Certain shapes need a bit more support. That’s where the basket comes in. A basket is a type of prong setting, but it does a little something more than the standard prong settings mentioned above. A basket has the standard prong settings extending up but also includes horizontal metal bands that connect to each of the prongs. This gives your stone a base, making it more secure than the standard prong setting.

Halo 

There are a few halo styles out there, but they all harken back to the same core idea. A halo is a frame of pave-set diamonds that encases the top-facing part of the center stone. A halo increases the surface area of the diamond when viewed from the top or aerial view.

In addition to the standard halo design, we have our Hidden Halo™. This style of engagement ring features two rows of pave diamonds concealed beneath the center stone with the top row peaking out every so slightly.

Traditional halo designs are a great way to pull attention to your ring, as the added sparkle effortlessly accents your chosen center stone. 

Cathedral

If you are looking for a setting to proudly prop your center stone up on your finger, look no further than a cathedral setting. Cathedral rings slope gracefully towards the halo or basket holding the diamond. A cathedral ring will also give a more structured look and can feel more secure on the hand.

Signature Wrap

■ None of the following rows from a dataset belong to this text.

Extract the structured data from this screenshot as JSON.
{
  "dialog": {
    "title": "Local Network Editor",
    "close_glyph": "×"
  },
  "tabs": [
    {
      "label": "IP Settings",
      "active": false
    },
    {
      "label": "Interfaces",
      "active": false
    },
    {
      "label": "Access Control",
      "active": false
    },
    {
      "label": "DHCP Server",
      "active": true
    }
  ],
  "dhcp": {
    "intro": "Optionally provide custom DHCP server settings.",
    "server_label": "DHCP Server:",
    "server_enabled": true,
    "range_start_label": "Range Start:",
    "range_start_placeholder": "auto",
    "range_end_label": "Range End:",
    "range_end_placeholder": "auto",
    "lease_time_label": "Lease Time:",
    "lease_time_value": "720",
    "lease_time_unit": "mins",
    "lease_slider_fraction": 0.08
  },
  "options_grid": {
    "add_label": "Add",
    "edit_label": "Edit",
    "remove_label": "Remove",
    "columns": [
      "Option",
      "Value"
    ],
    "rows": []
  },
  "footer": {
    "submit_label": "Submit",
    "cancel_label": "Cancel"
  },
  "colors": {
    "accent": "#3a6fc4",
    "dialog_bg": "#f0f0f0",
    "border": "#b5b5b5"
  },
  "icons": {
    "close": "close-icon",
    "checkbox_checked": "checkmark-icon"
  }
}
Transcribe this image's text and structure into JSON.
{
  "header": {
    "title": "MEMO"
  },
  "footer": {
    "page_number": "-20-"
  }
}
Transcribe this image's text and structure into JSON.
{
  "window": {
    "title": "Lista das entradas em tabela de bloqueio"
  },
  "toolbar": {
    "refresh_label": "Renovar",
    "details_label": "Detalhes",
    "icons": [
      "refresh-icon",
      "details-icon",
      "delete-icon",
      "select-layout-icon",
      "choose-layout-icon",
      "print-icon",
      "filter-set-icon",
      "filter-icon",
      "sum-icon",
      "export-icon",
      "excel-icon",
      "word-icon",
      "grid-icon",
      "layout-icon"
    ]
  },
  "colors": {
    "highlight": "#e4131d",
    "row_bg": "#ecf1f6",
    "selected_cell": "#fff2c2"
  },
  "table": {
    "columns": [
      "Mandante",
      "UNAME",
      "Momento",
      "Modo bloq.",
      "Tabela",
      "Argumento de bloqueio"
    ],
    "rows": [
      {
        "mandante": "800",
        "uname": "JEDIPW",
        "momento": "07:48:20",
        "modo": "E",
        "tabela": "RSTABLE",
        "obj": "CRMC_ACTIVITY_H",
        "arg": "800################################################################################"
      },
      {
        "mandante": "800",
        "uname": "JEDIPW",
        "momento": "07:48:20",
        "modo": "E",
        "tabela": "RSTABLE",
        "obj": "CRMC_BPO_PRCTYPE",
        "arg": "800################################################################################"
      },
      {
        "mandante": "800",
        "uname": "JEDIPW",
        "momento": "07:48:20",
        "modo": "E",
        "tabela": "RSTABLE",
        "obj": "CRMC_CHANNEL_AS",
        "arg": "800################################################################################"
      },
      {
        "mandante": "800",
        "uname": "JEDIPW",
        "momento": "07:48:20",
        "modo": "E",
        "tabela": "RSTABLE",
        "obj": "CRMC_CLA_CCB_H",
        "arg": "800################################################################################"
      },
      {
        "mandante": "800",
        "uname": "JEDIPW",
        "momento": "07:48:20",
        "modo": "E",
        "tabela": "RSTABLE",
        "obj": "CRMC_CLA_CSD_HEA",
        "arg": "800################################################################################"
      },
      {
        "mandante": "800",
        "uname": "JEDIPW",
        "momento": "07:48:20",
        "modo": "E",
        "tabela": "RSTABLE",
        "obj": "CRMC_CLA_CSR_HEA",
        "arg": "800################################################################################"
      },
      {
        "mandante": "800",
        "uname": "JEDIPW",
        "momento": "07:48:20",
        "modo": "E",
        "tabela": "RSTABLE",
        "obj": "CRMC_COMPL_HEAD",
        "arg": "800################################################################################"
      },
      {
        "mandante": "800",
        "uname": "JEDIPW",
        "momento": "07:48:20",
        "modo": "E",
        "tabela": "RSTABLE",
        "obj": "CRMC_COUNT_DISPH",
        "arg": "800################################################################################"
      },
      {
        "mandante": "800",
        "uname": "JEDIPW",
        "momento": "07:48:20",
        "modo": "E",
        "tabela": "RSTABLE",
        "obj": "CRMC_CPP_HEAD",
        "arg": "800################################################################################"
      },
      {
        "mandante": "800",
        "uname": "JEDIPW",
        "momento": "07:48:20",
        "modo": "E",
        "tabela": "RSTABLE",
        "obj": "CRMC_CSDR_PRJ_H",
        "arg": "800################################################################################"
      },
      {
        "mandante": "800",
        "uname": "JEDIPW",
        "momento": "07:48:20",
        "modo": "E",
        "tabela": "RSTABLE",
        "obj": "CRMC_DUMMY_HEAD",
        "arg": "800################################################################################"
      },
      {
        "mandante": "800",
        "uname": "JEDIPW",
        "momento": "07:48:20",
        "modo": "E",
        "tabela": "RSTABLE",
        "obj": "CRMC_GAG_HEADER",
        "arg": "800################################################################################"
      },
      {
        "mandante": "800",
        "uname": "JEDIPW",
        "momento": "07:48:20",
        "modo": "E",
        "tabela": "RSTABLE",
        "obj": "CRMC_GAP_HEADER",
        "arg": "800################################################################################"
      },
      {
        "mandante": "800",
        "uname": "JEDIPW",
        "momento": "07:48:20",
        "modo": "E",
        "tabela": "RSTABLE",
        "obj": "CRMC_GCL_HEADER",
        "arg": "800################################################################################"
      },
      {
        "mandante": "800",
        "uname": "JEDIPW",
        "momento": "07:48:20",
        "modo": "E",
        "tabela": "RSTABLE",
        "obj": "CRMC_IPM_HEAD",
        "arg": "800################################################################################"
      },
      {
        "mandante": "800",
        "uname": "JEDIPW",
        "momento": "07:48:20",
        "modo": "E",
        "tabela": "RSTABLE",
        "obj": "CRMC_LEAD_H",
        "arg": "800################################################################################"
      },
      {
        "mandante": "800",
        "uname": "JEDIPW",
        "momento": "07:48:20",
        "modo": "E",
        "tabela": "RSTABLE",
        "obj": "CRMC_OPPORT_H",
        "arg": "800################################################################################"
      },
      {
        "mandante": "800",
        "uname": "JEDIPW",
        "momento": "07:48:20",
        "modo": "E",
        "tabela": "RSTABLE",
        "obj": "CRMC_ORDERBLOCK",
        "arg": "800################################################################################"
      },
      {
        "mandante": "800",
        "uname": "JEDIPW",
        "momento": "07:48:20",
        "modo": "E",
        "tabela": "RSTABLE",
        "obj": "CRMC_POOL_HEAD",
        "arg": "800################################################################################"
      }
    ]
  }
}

Our most popular signature style: the Signature Wrap. Often confused with a hidden halo, our signature wrap is described as a scarf of pave diamonds wrapped around the prongs beneath the center stones for that extra shine from the profile of the ring.


Anatomy of The Gallery

If you see or hear the term ‘gallery’ as you’re choosing your ring, it refers to the area just below the center stone. As you view your ring from the side, the gallery is the underside of your stone and the part that fits right over your finger. It isn’t something you’ll typically notice from the top view. 

At Lauren B, we offer a unique style called Invisible Gallery, a type of engagement ring setting that has an open underside allowing for the center stone to sit as low as possible on the hands.


Anatomy of The Body 

Think of the band of your ring as its body—the component that supports the head and the center stone. While many people focus on center diamonds or gemstones as the highlight of the ring, your band is equally as important, and it can completely change the look and style. 


Solitaire vs. Plain Band 

The word “solitaire” is used in a few different ways in jewelry. Technically, it’s meant to designate a single-stone setting. However, you’ll often see it used to indicate one stone set into a plain band. For our purposes, we use it to describe the latter.

Pave Band 

Pave bands are covered in a series of tiny diamonds, also known as melee. These micro-diamonds are separated and held in place by tiny bead prongs and work together to accentuate and elevate your center stone. Pave bands can be quite delicate and beautiful. Even though they feature a multitude of stones, they don’t complicate the look of your ring.

Comfort Fit 

At Lauren B, we’re big fans of the comfort fit band. Most of our rings feature this style. Comfort-fit bands have rounded edges, which allows the ring to slip onto your finger with ease. If you struggle to get rings over your knuckle, a comfort-fit band is more accommodating and easy to wear. 

European Comfort Fit 

The European comfort fit bands have a similar idea to the standard comfort fit above. The major difference is that the European version features squared edges instead of the more rounded look of a comfort band. 


What’s the Anatomy of Your Ring?

A lot goes into ring design. The head and body are important elements in creating a piece you love, but there’s so much more to it! Whether you have something in mind or have no idea where to begin, our expert design team at Lauren B Jewelry is ready to help create your engagement ring. Schedule an appointment today to start your journey toward the ring of your dreams. Still need some inspiration, browse our Instagram and Pinterest!